_PROBLEM STATEMENT_. With the pictures removed, set down all of the entries below exactly.
[[ EXERCISE INPUTS, beginning ]]
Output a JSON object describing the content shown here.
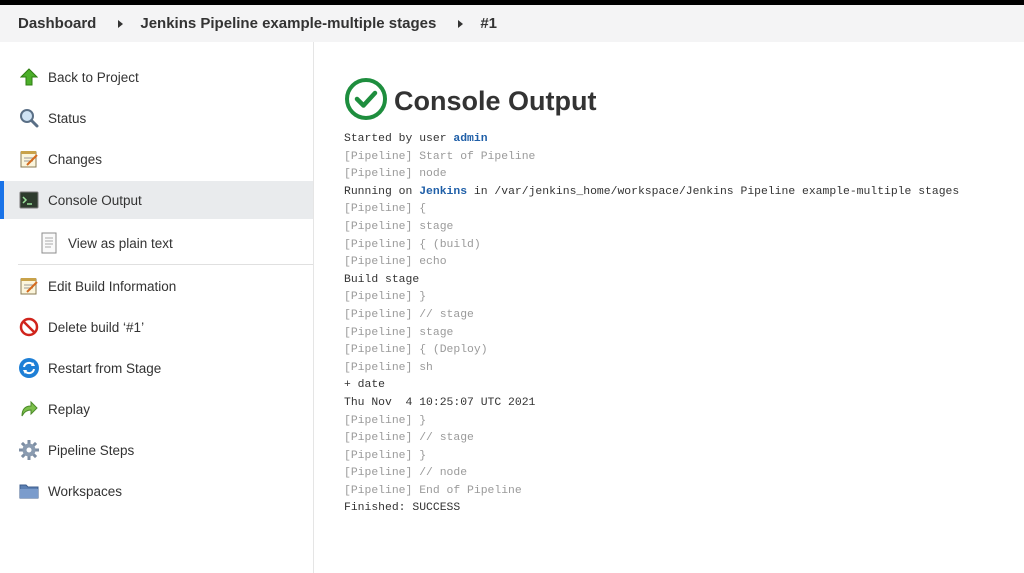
{
  "breadcrumb": {
    "items": [
      "Dashboard",
      "Jenkins Pipeline example-multiple stages",
      "#1"
    ]
  },
  "sidebar": {
    "items": [
      {
        "label": "Back to Project",
        "icon": "up-arrow-icon"
      },
      {
        "label": "Status",
        "icon": "magnifier-icon"
      },
      {
        "label": "Changes",
        "icon": "notepad-icon"
      },
      {
        "label": "Console Output",
        "icon": "terminal-icon",
        "active": true
      },
      {
        "label": "View as plain text",
        "icon": "document-icon",
        "sub": true
      },
      {
        "label": "Edit Build Information",
        "icon": "notepad-icon"
      },
      {
        "label": "Delete build ‘#1’",
        "icon": "no-entry-icon"
      },
      {
        "label": "Restart from Stage",
        "icon": "refresh-icon"
      },
      {
        "label": "Replay",
        "icon": "replay-arrow-icon"
      },
      {
        "label": "Pipeline Steps",
        "icon": "gear-icon"
      },
      {
        "label": "Workspaces",
        "icon": "folder-icon"
      }
    ]
  },
  "main": {
    "title": "Console Output",
    "status_color": "#1e8e3e"
  },
  "console": {
    "started_prefix": "Started by user ",
    "started_user": "admin",
    "running_prefix": "Running on ",
    "running_node": "Jenkins",
    "running_suffix": " in /var/jenkins_home/workspace/Jenkins Pipeline example-multiple stages",
    "lines": [
      {
        "text": "[Pipeline] Start of Pipeline",
        "dim": true
      },
      {
        "text": "[Pipeline] node",
        "dim": true
      },
      {
        "text": "[Pipeline] {",
        "dim": true
      },
      {
        "text": "[Pipeline] stage",
        "dim": true
      },
      {
        "text": "[Pipeline] { (build)",
        "dim": true
      },
      {
        "text": "[Pipeline] echo",
        "dim": true
      },
      {
        "text": "Build stage",
        "dim": false
      },
      {
        "text": "[Pipeline] }",
        "dim": true
      },
      {
        "text": "[Pipeline] // stage",
        "dim": true
      },
      {
        "text": "[Pipeline] stage",
        "dim": true
      },
      {
        "text": "[Pipeline] { (Deploy)",
        "dim": true
      },
      {
        "text": "[Pipeline] sh",
        "dim": true
      },
      {
        "text": "+ date",
        "dim": false
      },
      {
        "text": "Thu Nov  4 10:25:07 UTC 2021",
        "dim": false
      },
      {
        "text": "[Pipeline] }",
        "dim": true
      },
      {
        "text": "[Pipeline] // stage",
        "dim": true
      },
      {
        "text": "[Pipeline] }",
        "dim": true
      },
      {
        "text": "[Pipeline] // node",
        "dim": true
      },
      {
        "text": "[Pipeline] End of Pipeline",
        "dim": true
      },
      {
        "text": "Finished: SUCCESS",
        "dim": false
      }
    ]
  }
}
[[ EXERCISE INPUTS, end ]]
_WRITTEN REPLY_.
Output a JSON object describing the content shown here.
{
  "breadcrumb": {
    "items": [
      "Dashboard",
      "Jenkins Pipeline example-multiple stages",
      "#1"
    ]
  },
  "sidebar": {
    "items": [
      {
        "label": "Back to Project",
        "icon": "up-arrow-icon"
      },
      {
        "label": "Status",
        "icon": "magnifier-icon"
      },
      {
        "label": "Changes",
        "icon": "notepad-icon"
      },
      {
        "label": "Console Output",
        "icon": "terminal-icon",
        "active": true
      },
      {
        "label": "View as plain text",
        "icon": "document-icon",
        "sub": true
      },
      {
        "label": "Edit Build Information",
        "icon": "notepad-icon"
      },
      {
        "label": "Delete build ‘#1’",
        "icon": "no-entry-icon"
      },
      {
        "label": "Restart from Stage",
        "icon": "refresh-icon"
      },
      {
        "label": "Replay",
        "icon": "replay-arrow-icon"
      },
      {
        "label": "Pipeline Steps",
        "icon": "gear-icon"
      },
      {
        "label": "Workspaces",
        "icon": "folder-icon"
      }
    ]
  },
  "main": {
    "title": "Console Output",
    "status_color": "#1e8e3e"
  },
  "console": {
    "started_prefix": "Started by user ",
    "started_user": "admin",
    "running_prefix": "Running on ",
    "running_node": "Jenkins",
    "running_suffix": " in /var/jenkins_home/workspace/Jenkins Pipeline example-multiple stages",
    "lines": [
      {
        "text": "[Pipeline] Start of Pipeline",
        "dim": true
      },
      {
        "text": "[Pipeline] node",
        "dim": true
      },
      {
        "text": "[Pipeline] {",
        "dim": true
      },
      {
        "text": "[Pipeline] stage",
        "dim": true
      },
      {
        "text": "[Pipeline] { (build)",
        "dim": true
      },
      {
        "text": "[Pipeline] echo",
        "dim": true
      },
      {
        "text": "Build stage",
        "dim": false
      },
      {
        "text": "[Pipeline] }",
        "dim": true
      },
      {
        "text": "[Pipeline] // stage",
        "dim": true
      },
      {
        "text": "[Pipeline] stage",
        "dim": true
      },
      {
        "text": "[Pipeline] { (Deploy)",
        "dim": true
      },
      {
        "text": "[Pipeline] sh",
        "dim": true
      },
      {
        "text": "+ date",
        "dim": false
      },
      {
        "text": "Thu Nov  4 10:25:07 UTC 2021",
        "dim": false
      },
      {
        "text": "[Pipeline] }",
        "dim": true
      },
      {
        "text": "[Pipeline] // stage",
        "dim": true
      },
      {
        "text": "[Pipeline] }",
        "dim": true
      },
      {
        "text": "[Pipeline] // node",
        "dim": true
      },
      {
        "text": "[Pipeline] End of Pipeline",
        "dim": true
      },
      {
        "text": "Finished: SUCCESS",
        "dim": false
      }
    ]
  }
}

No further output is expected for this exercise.